Apparently, this was not Bilal’s first impropriety. In 2013, the City of Philadelphia Internal Affairs determined that she violated the department’s conflict of interest policy by taking a job with the Delaware County borough of Colwyn as public safety director. This resulted in her resigning from the police force.
Finally, Sheikh M. Siddique (right) was elected to the Upper Darby Township Council despite serious accusations of theft from local Muslims. The Masjid Al-Madinah Mosque, where Siddique serves as vice president, accused him of stealing over $17,000 in donations earmarked for a widow, taking $9,000 meant for a “family in need,” and diverting money set aside for a Ramadan food drive, using it to visit Bangladesh.
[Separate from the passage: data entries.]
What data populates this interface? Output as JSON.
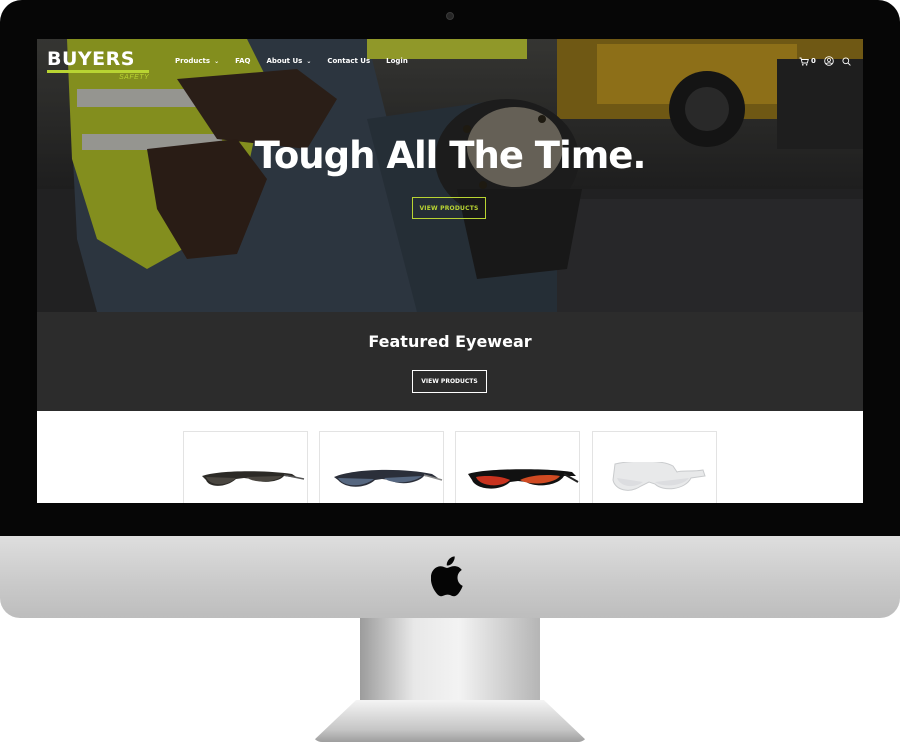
{
  "brand": {
    "name": "BUYERS",
    "tagline": "SAFETY",
    "accent_color": "#b9d432"
  },
  "nav": {
    "items": [
      {
        "label": "Products",
        "has_dropdown": true
      },
      {
        "label": "FAQ",
        "has_dropdown": false
      },
      {
        "label": "About Us",
        "has_dropdown": true
      },
      {
        "label": "Contact Us",
        "has_dropdown": false
      },
      {
        "label": "Login",
        "has_dropdown": false
      }
    ],
    "cart_count": "0",
    "icons": [
      "cart-icon",
      "account-icon",
      "search-icon"
    ]
  },
  "hero": {
    "title": "Tough All The Time.",
    "button_label": "VIEW PRODUCTS"
  },
  "featured": {
    "title": "Featured Eyewear",
    "button_label": "VIEW PRODUCTS",
    "background": "#2c2c2c"
  },
  "products": [
    {
      "name": "smoke-lens-safety-glasses"
    },
    {
      "name": "blue-mirror-safety-glasses"
    },
    {
      "name": "red-mirror-sport-safety-glasses"
    },
    {
      "name": "clear-safety-glasses"
    }
  ]
}
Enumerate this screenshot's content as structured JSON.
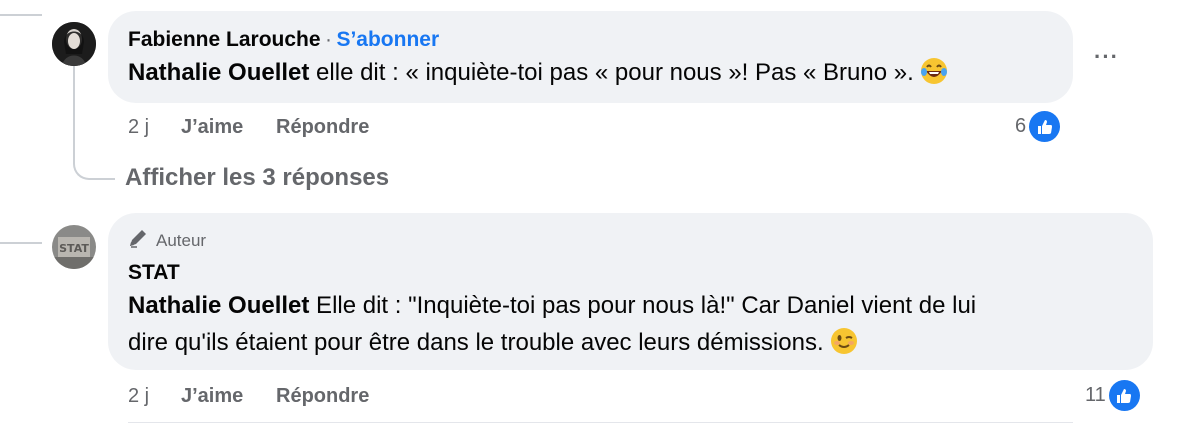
{
  "comment1": {
    "author": "Fabienne Larouche",
    "separator": "·",
    "follow_label": "S’abonner",
    "mention": "Nathalie Ouellet",
    "text": " elle dit : « inquiète-toi pas « pour nous »! Pas « Bruno ». ",
    "emoji": "laughing-tears-emoji",
    "time": "2 j",
    "like_label": "J’aime",
    "reply_label": "Répondre",
    "reaction_count": "6",
    "more_label": "···"
  },
  "view_replies_label": "Afficher les 3 réponses",
  "comment2": {
    "badge_label": "Auteur",
    "author": "STAT",
    "mention": "Nathalie Ouellet",
    "text_line1": " Elle dit : \"Inquiète-toi pas pour nous là!\" Car Daniel vient de lui",
    "text_line2": "dire qu'ils étaient pour être dans le trouble avec leurs démissions. ",
    "emoji": "winking-emoji",
    "time": "2 j",
    "like_label": "J’aime",
    "reply_label": "Répondre",
    "reaction_count": "11"
  },
  "colors": {
    "bubble": "#f0f2f5",
    "link_blue": "#1877f2",
    "secondary_text": "#65676b"
  }
}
He was also deemed responsible for destroying charity request forms and “abusing” the mosque as a storage area.
“I am going to complain about your councilman—he is corrupt” mosque member Kamruzzman Khan shouted at a township council meeting. “Shiekh Siddique, he took the money from our safe without any permission. We have the proof—we have the videotapes,” he said.
Siddique refused to tender his resignation from Al-Madinah and pleaded innocent to all charges. Nevertheless, the district attorney’s office is currently investigating the charges, and Siddique still sits as councilman of Upper Darby Township.
The unfortunate common thread among these elected officials is their devotion to themselves and to Islamism. What Philadelphia needs is responsible Muslim leadership that reflects the vibrant Muslim community that prioritizes good governance over Islamism, to replace what Philadelphia has today.